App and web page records

....................

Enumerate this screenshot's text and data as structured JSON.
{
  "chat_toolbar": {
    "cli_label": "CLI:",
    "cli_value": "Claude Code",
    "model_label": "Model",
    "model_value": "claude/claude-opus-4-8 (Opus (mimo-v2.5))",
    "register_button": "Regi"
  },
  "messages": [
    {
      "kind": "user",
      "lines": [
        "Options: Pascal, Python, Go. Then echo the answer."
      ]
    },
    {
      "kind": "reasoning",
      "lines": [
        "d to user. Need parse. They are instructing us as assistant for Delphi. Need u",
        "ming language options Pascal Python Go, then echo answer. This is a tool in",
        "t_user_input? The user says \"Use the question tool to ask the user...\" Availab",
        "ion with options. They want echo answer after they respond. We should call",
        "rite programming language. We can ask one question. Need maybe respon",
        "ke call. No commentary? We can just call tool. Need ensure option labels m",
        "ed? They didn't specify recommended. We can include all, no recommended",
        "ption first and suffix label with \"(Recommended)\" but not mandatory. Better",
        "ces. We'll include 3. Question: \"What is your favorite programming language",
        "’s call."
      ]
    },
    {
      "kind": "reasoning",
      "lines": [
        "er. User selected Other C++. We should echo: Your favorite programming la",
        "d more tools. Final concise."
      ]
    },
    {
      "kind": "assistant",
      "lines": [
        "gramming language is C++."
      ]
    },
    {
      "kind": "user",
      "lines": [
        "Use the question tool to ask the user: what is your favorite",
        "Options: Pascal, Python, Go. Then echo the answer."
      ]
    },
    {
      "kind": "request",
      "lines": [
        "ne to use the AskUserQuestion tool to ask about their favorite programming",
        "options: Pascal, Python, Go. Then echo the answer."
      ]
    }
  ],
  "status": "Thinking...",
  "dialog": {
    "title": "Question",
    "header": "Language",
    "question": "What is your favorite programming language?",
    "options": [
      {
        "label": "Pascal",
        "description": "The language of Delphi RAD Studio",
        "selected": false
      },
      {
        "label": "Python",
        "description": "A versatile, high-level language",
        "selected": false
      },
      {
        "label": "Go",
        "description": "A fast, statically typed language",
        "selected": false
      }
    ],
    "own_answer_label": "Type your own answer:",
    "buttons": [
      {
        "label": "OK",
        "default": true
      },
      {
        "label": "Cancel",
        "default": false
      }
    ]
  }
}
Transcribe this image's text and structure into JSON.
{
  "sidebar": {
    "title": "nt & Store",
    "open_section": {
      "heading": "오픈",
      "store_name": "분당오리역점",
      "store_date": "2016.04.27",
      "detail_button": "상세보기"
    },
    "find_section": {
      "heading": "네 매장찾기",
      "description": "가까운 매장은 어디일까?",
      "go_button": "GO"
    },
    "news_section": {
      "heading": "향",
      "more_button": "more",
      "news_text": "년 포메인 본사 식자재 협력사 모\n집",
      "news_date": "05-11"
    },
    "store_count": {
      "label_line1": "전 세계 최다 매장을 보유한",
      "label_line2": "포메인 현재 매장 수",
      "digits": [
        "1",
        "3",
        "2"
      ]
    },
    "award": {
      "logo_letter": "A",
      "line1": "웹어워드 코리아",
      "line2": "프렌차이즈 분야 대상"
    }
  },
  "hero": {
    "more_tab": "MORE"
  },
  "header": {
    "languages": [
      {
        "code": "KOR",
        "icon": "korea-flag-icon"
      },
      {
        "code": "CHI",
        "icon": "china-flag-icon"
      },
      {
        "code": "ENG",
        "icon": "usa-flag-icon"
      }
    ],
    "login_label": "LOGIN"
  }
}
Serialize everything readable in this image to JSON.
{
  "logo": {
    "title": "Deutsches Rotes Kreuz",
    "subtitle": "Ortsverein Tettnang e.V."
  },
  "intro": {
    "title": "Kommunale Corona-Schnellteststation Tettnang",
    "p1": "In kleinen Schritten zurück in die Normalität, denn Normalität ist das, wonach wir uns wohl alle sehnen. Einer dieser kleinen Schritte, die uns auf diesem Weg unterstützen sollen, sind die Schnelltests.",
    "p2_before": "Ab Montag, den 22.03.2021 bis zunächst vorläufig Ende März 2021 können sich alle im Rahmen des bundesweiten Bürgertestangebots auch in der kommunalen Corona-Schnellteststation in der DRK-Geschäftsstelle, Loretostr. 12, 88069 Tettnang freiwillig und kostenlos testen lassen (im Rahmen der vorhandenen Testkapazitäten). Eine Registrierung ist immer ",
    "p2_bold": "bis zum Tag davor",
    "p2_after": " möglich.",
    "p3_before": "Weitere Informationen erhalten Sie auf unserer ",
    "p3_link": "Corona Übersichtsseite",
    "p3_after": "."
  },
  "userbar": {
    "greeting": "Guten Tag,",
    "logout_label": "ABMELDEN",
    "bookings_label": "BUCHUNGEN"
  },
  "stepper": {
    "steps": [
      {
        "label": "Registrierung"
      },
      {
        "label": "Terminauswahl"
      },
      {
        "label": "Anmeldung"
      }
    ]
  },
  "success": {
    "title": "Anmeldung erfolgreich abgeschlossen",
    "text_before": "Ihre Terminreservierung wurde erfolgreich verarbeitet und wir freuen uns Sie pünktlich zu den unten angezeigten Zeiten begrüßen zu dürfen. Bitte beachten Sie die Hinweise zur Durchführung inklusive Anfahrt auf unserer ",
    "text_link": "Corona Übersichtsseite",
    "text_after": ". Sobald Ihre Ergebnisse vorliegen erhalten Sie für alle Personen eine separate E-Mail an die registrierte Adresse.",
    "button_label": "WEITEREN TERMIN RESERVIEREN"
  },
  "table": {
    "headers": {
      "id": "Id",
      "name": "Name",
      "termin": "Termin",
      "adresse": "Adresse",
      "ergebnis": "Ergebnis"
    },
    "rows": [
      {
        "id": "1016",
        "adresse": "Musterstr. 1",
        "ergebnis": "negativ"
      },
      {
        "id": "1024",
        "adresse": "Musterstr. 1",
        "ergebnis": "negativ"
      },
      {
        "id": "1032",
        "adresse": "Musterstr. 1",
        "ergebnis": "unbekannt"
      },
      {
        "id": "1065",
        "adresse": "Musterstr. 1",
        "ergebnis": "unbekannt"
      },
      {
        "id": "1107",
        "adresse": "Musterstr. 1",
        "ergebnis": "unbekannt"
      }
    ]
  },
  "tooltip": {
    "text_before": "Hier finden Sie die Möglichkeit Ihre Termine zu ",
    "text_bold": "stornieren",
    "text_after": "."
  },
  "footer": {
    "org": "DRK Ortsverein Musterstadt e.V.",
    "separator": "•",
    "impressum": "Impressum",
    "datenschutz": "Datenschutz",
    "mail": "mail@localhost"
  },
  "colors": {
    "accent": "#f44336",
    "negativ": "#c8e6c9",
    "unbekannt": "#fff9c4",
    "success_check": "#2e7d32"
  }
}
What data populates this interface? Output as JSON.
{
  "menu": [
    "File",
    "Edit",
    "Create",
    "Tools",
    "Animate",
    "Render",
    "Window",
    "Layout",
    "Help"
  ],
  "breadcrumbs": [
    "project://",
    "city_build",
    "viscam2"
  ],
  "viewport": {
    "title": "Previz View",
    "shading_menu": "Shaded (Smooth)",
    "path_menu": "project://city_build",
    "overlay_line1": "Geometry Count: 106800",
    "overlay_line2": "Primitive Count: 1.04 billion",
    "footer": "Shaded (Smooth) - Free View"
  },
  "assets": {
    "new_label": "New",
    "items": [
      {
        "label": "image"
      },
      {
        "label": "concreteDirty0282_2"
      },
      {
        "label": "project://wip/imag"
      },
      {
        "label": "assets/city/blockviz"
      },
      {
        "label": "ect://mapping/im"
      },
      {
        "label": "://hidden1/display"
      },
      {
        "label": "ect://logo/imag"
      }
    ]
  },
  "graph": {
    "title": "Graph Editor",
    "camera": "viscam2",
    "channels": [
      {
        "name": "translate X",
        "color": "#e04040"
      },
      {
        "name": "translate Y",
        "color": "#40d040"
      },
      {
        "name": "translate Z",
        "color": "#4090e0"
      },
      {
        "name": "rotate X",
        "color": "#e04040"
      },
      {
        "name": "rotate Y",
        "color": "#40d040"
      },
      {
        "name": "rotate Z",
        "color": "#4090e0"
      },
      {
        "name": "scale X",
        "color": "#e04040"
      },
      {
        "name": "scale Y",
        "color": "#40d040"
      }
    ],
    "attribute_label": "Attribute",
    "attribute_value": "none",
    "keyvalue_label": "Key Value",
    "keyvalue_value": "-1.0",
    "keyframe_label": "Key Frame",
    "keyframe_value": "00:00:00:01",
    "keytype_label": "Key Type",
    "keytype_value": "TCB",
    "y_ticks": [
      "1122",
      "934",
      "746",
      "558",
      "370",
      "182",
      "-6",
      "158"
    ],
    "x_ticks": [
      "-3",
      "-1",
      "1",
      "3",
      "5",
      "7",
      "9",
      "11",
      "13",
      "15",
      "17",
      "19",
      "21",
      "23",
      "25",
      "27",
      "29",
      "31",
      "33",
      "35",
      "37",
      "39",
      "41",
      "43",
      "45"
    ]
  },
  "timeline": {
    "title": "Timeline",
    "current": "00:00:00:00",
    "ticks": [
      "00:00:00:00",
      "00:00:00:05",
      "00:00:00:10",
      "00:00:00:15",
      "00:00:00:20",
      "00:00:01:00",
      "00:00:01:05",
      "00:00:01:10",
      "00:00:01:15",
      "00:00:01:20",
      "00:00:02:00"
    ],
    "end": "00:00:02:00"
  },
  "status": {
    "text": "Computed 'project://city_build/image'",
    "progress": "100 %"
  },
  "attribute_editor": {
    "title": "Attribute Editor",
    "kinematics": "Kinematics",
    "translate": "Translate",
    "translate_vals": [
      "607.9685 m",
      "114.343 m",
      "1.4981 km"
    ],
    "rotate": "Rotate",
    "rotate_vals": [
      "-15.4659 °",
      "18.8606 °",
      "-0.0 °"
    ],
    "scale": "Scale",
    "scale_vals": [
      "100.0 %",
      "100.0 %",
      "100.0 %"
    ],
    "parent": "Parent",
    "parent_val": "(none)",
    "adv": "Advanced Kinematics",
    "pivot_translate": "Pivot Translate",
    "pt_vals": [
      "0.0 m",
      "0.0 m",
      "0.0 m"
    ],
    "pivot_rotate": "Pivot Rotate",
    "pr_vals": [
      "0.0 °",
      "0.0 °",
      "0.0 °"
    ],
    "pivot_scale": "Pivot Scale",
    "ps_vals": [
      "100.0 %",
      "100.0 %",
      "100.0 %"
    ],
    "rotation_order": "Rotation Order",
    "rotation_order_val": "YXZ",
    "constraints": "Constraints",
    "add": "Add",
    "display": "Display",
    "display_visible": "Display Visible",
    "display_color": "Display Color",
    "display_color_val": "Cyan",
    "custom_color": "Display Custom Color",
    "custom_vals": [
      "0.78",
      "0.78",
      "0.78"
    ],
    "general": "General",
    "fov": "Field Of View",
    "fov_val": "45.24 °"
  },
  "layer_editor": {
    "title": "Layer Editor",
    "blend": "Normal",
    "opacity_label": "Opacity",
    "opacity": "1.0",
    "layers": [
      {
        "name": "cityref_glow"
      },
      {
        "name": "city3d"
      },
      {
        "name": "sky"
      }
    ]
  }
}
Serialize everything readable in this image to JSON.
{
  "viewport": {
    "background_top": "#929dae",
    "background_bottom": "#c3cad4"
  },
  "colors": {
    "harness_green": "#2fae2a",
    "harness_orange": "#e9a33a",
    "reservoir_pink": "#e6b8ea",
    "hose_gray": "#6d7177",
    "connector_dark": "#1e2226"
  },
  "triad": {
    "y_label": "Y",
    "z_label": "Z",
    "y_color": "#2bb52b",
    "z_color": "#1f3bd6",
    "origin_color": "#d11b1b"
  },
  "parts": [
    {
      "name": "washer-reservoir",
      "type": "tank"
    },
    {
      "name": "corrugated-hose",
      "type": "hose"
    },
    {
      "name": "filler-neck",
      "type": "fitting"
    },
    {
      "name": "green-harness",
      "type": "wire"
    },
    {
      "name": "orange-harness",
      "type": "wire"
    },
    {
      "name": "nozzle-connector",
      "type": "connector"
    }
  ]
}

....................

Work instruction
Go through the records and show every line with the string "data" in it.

Answer box
Enumerate this screenshot's text and data as structured JSON.
What data populates this interface? Output as JSON.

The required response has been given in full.